Laban is Rebekah’s brother. Rebekah intends to save Jacob’s life under the pretext of having him marry a cousin.
Maybe it’s just a function of growing up evangelical, but sometimes it’s hard to get away from reading Genesis as a battleground for fundamentalists and skeptics. Here we are, about to go into a giant flood and a giant boat intended to preserve eight human beings and every kind of animal, while an ostensibly omnipotent and omnibenevolent deity kills every other living thing because the world has gone south. If it strains your credulity, then it strains your credulity; I get it. It’s weird. And it’s a story about God’s direct involvement in the world; true or false, you can’t expect it not to be big. But there is a time and a place for apologetics, and to me at least it doesn’t seem that today’s entry is that time or place.
When I sat down the first time to write this post, I felt like I had nothing new to say about today’s chapter. Peter and John’s foot race to the empty tomb, Mary Magdalene’s encounter with the risen Messiah, Thomas’ insistence on empiricism: for nearly two thousand years, wiser individuals than I have been saying things about these scenes, and what could I add to them? As I’ve been reading and re-reading the chapter here, I don’t even have any fresh insights that I’m noticing for the first time. But how is it that I’ve never before discussed Thomas on Chocolate Book? I, a professed Christian skeptic? And of all the topics I could retread today, none seem more worth recapitulating observations on which you may well have heard before than our friend Doubting Thomas.
I’ve had an up-and-down relationship with the gospel of John. Of all the four gospels, it was the one that most saturated my childhood. I have these random memories: reading it with my mom at a TCBY as part of homeschool lessons, memorizing John 3:16 and thinking about God’s love for the world while swinging on a pull-up bar on the playground. In high school, I became increasingly aware of the scholarly skepticism surrounding it, its alleged late authorship and its authenticity. The sun moved, everyone’s favorite gospel suddenly became shrouded in shadow, and for years afterward reading through it became weird for me.
If you’ve read even one gospel, the events of John 18 will seem pretty familiar to you.
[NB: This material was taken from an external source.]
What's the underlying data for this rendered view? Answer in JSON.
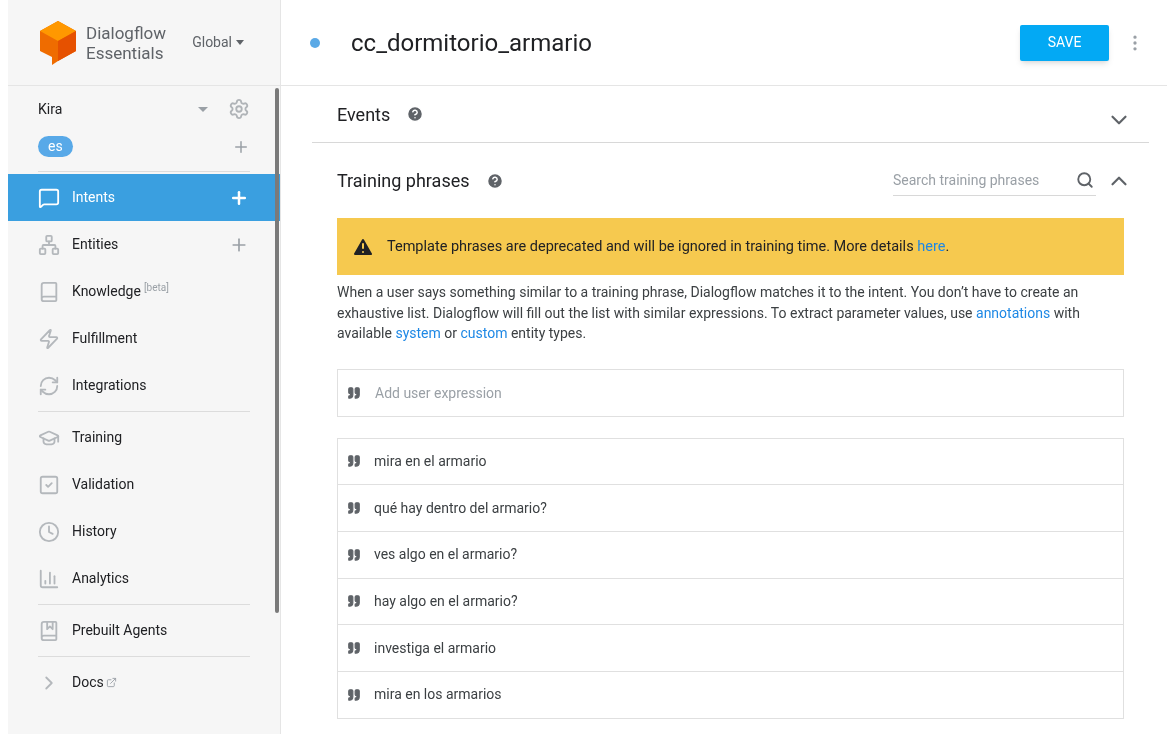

There are passages in John which read like him whispering, “Come hear this thing about Jesus that you never knew!” But between Jesus’ arrest in the Garden of Gethsemane, Peter’s three denials, the inquisition at the Jewish temple, and Jesus’ questioning before Pilate, this chapter feels like John’s just hitting all the events that everyone knows happened. What is this: four chapters of John-exclusive content at the Last Supper, and then suddenly a synopsis of the synoptics? Not quite. The events may be the same, but John includes a few new details about them. Let’s take a look at one such detail.